-- INPUT DATA follows --
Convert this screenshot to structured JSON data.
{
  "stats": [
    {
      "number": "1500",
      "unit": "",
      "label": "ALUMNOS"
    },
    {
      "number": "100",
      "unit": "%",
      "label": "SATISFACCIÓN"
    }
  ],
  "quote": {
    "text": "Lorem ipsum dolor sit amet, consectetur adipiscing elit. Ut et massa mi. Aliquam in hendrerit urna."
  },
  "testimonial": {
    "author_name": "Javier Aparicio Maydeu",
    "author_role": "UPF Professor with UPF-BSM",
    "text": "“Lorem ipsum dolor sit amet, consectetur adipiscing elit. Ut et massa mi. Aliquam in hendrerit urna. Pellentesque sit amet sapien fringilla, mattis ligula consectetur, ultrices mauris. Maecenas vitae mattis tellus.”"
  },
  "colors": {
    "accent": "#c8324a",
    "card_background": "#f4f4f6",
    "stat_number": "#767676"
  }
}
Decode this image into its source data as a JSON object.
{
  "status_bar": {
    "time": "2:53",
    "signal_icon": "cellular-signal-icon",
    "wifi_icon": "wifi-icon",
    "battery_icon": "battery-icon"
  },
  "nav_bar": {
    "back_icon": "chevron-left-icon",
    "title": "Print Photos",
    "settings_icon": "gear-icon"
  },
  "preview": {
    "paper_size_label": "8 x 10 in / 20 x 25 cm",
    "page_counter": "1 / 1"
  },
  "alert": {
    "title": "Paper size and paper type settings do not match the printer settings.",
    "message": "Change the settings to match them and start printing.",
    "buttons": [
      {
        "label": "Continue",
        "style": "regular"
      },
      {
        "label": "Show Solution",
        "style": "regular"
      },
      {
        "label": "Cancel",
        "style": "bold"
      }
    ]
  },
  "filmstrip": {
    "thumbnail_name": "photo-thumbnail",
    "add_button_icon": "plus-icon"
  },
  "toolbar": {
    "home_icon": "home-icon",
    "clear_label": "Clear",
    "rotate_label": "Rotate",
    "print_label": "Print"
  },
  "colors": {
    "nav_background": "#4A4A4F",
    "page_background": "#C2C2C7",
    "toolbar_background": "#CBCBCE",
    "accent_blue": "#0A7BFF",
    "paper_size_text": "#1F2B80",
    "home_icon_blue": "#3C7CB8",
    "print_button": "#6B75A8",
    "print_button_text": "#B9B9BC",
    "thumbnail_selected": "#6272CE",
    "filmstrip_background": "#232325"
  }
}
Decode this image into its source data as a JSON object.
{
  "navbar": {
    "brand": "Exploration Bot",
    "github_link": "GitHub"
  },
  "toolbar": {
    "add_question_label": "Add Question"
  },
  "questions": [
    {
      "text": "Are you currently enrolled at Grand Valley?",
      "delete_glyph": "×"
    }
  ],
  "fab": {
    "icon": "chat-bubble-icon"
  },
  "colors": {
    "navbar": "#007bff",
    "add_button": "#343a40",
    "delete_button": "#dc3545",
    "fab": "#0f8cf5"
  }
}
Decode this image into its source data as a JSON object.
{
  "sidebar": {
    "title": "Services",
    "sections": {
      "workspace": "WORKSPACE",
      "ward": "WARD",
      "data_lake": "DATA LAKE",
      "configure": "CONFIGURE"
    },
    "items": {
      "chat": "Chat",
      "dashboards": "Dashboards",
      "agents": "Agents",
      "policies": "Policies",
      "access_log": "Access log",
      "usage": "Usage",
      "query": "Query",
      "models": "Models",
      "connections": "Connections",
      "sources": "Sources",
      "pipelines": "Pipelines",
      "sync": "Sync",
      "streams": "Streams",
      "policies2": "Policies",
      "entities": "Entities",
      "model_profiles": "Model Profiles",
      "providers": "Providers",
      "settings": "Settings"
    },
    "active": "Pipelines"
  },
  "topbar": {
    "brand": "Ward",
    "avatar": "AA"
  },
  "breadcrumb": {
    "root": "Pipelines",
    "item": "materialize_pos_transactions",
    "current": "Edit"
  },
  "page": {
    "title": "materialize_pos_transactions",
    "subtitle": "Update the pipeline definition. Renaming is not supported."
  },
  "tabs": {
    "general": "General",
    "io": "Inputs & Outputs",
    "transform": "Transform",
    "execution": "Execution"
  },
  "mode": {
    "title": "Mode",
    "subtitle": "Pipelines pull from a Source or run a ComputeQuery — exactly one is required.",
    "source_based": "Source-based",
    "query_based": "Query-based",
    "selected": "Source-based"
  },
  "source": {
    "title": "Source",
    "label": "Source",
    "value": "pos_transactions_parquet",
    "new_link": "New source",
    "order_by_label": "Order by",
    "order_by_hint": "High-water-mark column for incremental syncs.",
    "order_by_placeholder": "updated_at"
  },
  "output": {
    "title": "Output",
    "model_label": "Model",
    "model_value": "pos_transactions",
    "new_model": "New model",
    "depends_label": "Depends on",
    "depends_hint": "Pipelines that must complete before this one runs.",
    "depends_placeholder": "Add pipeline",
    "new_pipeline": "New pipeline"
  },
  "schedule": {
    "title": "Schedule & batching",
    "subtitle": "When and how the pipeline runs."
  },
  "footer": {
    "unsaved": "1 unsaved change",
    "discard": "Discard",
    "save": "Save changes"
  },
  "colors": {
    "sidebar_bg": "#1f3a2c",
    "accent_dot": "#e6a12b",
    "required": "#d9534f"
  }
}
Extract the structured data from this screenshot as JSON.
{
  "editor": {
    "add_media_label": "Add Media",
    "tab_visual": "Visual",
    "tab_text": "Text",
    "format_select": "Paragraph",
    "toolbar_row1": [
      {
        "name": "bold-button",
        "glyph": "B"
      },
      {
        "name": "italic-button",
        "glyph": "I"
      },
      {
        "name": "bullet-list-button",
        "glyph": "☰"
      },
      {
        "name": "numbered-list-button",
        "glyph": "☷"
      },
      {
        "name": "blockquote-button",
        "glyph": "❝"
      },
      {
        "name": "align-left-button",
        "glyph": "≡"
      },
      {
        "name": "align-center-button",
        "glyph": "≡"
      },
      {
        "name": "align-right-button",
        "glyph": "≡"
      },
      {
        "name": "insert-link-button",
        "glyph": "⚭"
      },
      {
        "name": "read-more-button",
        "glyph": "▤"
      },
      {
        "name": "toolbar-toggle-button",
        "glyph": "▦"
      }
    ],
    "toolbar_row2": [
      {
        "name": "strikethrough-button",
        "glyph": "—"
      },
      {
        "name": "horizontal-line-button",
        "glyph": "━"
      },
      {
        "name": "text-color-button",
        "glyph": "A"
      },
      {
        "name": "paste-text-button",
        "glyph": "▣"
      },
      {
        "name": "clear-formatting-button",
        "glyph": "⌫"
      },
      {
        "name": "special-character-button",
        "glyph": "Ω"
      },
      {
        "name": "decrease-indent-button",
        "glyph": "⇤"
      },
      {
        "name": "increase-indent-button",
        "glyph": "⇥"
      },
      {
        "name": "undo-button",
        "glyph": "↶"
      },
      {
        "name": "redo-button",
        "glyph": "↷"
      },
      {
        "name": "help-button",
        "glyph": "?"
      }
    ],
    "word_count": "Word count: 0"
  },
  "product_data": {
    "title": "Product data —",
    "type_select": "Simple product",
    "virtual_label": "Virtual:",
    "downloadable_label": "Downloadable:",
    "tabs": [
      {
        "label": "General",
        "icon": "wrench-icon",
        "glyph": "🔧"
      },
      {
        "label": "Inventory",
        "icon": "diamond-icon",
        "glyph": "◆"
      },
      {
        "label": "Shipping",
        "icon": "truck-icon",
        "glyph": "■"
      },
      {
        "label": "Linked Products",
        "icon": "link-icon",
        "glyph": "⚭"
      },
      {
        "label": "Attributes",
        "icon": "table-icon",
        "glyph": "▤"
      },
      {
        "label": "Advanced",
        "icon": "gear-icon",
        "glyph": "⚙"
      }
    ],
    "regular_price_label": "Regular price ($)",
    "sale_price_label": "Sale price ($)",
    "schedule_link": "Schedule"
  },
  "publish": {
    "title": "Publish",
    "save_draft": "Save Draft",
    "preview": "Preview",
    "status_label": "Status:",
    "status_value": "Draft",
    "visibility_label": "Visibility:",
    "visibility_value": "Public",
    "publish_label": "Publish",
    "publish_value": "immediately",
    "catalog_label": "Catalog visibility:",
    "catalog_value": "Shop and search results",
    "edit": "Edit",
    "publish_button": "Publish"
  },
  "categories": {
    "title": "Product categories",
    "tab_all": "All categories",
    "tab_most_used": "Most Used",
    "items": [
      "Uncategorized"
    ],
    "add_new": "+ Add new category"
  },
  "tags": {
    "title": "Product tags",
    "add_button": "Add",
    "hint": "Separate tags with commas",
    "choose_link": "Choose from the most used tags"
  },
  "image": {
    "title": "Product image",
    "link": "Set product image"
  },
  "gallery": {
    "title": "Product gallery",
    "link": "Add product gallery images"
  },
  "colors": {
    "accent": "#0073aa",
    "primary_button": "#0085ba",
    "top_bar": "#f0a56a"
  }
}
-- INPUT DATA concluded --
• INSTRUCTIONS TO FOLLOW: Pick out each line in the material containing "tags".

• OUTPUT OF THE EXERCISE:
  "tags": {
    "title": "Product tags",
    "hint": "Separate tags with commas",
    "choose_link": "Choose from the most used tags"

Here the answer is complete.